Three out of every five American voters oppose allowing internet service providers to charge fees to deliver content faster, according to a Morning Consult poll. That could spell blowback for forthcoming regulations from the federal government, which could permit such a practice.
“This survey reflects what has been reflected in the comments to the [Federal Communications Commission],” Erik Stallman, the director of the Open Internet Project with the Center for Democracy and Technology, said. “They want a non-discriminatory internet.”
Opposition was strong regardless of party. Nearly half of independents “strongly opposed” the idea – a statistical tie with Democrats.
In his statement on Nov. 10, President Barack Obama came out against “throttling,” a practice where ISPs intentionally slow down some content or speed up others based upon customers’ service or their ISP’s preferences.

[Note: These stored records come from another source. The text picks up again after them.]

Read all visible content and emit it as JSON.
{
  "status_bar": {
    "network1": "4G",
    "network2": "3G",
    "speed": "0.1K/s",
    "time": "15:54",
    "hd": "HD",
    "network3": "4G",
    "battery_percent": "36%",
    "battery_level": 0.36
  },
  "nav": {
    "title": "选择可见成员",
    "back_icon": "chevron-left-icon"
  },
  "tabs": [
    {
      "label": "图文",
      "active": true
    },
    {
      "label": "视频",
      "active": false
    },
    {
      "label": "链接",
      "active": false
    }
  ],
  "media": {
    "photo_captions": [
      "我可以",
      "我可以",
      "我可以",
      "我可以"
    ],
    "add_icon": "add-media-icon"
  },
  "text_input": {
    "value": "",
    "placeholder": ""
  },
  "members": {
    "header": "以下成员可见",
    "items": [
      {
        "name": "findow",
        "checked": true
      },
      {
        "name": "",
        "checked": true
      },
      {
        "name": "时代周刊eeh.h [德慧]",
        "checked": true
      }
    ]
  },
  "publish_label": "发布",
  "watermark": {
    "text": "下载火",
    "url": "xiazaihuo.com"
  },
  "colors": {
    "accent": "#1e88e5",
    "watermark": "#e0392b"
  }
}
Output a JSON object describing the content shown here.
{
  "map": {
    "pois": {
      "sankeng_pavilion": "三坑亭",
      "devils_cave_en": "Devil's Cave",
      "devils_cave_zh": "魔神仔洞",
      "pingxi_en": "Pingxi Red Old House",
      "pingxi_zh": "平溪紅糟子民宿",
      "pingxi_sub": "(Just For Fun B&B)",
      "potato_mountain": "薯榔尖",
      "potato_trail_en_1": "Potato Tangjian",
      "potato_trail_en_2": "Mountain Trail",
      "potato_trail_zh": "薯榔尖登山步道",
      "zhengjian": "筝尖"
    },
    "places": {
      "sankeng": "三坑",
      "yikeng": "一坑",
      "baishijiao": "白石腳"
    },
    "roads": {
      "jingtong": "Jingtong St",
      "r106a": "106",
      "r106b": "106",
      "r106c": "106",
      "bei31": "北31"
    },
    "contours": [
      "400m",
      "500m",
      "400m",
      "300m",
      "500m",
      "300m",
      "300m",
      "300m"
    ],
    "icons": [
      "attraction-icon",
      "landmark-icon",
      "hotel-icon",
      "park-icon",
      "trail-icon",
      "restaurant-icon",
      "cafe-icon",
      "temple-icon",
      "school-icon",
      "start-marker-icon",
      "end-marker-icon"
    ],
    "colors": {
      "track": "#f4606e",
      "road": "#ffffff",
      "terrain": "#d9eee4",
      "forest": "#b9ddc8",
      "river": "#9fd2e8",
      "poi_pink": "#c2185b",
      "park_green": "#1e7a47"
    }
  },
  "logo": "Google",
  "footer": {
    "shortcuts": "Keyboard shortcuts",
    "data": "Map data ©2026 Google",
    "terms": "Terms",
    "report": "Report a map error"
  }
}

Debate over net neutrality rules reached fever pitch last summer when Verizon and Netflix found themselves battling over who was at fault for consumers’ poor video streaming experience. Verizon sent the video streaming service a “cease and desist” letter after Netflix posted an error message blaming Verizon and other ISPs for slow download speeds. Verizon and other ISPs claimed web companies like Netflix should pay internet providers an additional fee to deliver their content because they were essentially utilizing too much network space and “traffic is already wildly out of balance.”
Netflix has since begun paying internet providers an undisclosed fee to ensure their customers can stream without having slow download speeds.
However, there are often many factors that play into broadband speed aside from the network.
“Download speeds are often more affected by other factors like content delivery networks or browser choice than internet providers,” said Richard Bennett, a visiting fellow at the American Enterprise Institute’s Center for Internet, Communications, and Technology Policy.
In a study earlier this year, the FCC said performance suffers at beyond 10Mbps as other factors begin to play a greater role in web experience.
The Morning Consult poll was conducted from November 13-16, 2014, among a national sample of 1811 registered voters. Results from the full survey have a margin of error of plus or minus 2.3 percentage points.